Work required:
Filter the records below down to lines containing "text".
*** Begin section ***
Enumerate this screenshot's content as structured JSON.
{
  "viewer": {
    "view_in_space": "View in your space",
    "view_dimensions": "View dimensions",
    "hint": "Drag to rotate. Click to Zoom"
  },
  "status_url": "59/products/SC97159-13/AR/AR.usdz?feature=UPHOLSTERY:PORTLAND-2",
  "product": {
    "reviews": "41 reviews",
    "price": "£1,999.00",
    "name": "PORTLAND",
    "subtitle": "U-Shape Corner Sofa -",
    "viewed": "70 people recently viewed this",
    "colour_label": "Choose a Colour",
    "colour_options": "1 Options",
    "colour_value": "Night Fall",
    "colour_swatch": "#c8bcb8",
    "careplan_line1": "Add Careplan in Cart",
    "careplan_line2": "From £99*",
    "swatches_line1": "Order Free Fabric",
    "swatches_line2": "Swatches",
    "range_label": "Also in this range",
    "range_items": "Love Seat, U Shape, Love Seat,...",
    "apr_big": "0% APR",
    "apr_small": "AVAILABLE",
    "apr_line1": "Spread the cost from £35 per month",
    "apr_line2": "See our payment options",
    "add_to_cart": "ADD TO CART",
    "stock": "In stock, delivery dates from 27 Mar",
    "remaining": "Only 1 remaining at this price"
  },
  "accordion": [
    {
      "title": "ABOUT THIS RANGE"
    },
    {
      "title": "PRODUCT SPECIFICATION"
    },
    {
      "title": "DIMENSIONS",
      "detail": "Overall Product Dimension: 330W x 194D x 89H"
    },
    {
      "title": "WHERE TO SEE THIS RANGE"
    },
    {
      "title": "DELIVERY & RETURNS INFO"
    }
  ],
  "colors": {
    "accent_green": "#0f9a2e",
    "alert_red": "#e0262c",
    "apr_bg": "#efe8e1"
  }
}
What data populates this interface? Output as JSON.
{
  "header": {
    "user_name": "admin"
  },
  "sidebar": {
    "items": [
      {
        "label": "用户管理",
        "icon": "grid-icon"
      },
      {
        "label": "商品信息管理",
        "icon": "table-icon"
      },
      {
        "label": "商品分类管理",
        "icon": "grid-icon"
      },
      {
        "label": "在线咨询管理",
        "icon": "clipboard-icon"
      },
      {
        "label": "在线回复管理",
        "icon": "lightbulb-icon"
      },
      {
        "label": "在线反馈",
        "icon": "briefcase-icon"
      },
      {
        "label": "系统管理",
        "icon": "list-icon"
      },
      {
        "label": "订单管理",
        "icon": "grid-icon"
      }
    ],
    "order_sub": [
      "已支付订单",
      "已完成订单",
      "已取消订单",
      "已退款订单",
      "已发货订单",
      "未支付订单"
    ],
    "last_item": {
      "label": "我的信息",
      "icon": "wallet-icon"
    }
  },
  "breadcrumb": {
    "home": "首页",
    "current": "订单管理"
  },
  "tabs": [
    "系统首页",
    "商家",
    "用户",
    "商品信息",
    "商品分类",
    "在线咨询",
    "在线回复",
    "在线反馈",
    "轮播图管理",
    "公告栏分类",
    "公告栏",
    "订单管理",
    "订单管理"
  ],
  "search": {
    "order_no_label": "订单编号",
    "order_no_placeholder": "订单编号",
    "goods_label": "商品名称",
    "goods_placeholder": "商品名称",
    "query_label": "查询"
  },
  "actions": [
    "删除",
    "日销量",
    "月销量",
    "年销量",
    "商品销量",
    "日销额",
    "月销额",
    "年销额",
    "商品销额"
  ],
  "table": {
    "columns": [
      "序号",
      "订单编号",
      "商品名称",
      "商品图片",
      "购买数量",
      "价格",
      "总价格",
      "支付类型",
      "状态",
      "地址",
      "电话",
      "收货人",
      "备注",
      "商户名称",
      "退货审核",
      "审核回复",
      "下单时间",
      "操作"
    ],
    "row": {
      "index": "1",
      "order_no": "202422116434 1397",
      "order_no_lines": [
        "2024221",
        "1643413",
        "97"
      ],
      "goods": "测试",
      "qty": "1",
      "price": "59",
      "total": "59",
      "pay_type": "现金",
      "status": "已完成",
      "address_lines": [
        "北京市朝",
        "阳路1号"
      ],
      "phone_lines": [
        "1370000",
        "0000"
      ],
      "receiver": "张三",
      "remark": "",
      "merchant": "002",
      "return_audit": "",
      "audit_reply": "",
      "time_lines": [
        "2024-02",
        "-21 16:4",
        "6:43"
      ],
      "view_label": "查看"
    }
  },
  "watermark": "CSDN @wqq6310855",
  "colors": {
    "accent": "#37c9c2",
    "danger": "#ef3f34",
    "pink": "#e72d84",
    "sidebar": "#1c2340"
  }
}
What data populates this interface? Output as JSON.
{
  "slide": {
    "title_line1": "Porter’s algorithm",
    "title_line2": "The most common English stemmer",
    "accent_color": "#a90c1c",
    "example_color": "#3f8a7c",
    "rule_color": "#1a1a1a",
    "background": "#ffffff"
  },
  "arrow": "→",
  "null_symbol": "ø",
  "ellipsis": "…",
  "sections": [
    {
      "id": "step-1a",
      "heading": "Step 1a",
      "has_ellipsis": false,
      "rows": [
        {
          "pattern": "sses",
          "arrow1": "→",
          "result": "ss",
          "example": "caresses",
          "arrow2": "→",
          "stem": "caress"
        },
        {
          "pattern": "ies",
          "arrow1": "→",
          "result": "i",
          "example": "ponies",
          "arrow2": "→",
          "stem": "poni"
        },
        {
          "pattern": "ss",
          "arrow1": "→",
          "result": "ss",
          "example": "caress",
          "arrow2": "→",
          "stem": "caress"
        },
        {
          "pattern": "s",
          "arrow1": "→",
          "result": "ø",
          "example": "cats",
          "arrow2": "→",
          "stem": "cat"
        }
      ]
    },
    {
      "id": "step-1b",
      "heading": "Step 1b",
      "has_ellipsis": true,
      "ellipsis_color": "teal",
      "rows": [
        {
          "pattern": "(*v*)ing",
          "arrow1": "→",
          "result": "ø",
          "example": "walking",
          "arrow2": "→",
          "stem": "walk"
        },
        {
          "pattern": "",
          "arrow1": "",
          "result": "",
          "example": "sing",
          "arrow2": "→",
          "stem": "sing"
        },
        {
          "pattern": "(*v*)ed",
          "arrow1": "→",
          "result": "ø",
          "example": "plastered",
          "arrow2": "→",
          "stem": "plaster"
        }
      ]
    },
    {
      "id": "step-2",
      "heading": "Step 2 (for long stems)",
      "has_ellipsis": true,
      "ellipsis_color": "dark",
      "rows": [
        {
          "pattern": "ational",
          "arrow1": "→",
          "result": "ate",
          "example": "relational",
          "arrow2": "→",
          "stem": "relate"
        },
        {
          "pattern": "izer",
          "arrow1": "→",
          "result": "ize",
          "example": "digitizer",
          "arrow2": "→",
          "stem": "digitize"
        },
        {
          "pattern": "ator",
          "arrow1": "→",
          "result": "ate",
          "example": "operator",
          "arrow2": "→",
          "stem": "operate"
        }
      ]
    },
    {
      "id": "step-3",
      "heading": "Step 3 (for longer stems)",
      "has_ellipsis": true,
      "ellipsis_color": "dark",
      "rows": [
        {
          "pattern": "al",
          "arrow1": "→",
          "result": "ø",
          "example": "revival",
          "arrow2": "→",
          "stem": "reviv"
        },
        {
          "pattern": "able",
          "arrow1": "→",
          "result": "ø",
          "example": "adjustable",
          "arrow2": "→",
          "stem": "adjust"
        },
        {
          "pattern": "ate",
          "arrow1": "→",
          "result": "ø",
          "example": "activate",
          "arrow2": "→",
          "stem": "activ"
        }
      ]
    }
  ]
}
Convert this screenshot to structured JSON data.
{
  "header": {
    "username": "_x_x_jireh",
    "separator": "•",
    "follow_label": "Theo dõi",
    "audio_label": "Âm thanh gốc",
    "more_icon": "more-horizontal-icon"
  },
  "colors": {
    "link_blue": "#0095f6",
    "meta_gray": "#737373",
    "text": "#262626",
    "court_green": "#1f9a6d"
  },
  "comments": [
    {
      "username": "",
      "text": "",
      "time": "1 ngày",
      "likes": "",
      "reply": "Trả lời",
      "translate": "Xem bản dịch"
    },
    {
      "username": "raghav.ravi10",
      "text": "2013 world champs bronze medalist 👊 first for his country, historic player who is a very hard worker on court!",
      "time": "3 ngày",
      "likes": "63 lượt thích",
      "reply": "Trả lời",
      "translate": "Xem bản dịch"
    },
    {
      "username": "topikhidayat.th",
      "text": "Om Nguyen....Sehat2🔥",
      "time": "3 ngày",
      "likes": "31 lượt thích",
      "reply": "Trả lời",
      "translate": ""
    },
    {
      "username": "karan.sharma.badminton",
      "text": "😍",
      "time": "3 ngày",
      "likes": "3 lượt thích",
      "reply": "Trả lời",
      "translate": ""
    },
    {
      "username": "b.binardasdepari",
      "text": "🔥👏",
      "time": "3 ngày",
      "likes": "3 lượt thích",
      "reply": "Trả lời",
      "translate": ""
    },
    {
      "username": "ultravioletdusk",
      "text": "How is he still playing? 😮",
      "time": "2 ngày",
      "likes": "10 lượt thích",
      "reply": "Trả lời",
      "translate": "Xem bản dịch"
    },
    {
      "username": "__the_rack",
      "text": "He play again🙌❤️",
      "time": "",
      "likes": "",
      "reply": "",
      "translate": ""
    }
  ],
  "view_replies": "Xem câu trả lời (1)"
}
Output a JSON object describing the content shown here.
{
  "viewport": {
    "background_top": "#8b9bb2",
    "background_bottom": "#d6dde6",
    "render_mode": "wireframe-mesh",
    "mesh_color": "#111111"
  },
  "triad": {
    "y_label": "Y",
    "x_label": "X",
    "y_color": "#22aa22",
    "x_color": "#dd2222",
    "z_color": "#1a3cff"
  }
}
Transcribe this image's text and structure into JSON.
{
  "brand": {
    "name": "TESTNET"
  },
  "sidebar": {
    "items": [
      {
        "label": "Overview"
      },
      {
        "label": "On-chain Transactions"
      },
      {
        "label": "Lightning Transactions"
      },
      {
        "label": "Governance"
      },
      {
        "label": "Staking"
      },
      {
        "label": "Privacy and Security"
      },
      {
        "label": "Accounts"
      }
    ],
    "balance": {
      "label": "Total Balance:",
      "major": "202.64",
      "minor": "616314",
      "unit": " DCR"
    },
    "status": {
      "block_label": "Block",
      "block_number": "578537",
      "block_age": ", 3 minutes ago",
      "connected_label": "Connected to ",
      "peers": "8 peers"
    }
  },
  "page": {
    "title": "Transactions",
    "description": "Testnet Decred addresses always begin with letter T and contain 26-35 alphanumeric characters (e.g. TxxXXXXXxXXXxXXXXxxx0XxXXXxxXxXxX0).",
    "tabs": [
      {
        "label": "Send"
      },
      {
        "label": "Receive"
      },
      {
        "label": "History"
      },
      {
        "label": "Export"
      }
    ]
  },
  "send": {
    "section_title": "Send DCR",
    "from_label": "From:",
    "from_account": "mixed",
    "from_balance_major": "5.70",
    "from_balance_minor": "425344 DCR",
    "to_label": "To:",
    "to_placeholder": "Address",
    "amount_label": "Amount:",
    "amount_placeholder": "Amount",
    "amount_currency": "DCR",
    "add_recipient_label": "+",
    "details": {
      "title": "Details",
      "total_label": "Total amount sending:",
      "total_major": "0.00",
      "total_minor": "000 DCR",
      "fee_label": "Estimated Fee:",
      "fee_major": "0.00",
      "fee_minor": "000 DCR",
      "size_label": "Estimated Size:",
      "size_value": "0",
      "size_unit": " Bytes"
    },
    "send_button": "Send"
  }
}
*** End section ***
Task output:
    "text": "#262626",
      "text": "",
      "text": "2013 world champs bronze medalist 👊 first for his country, historic player who is a very hard worker on court!",
      "text": "Om Nguyen....Sehat2🔥",
      "text": "😍",
      "text": "🔥👏",
      "text": "How is he still playing? 😮",
      "text": "He play again🙌❤️",
Transcribe this image's text and structure into JSON.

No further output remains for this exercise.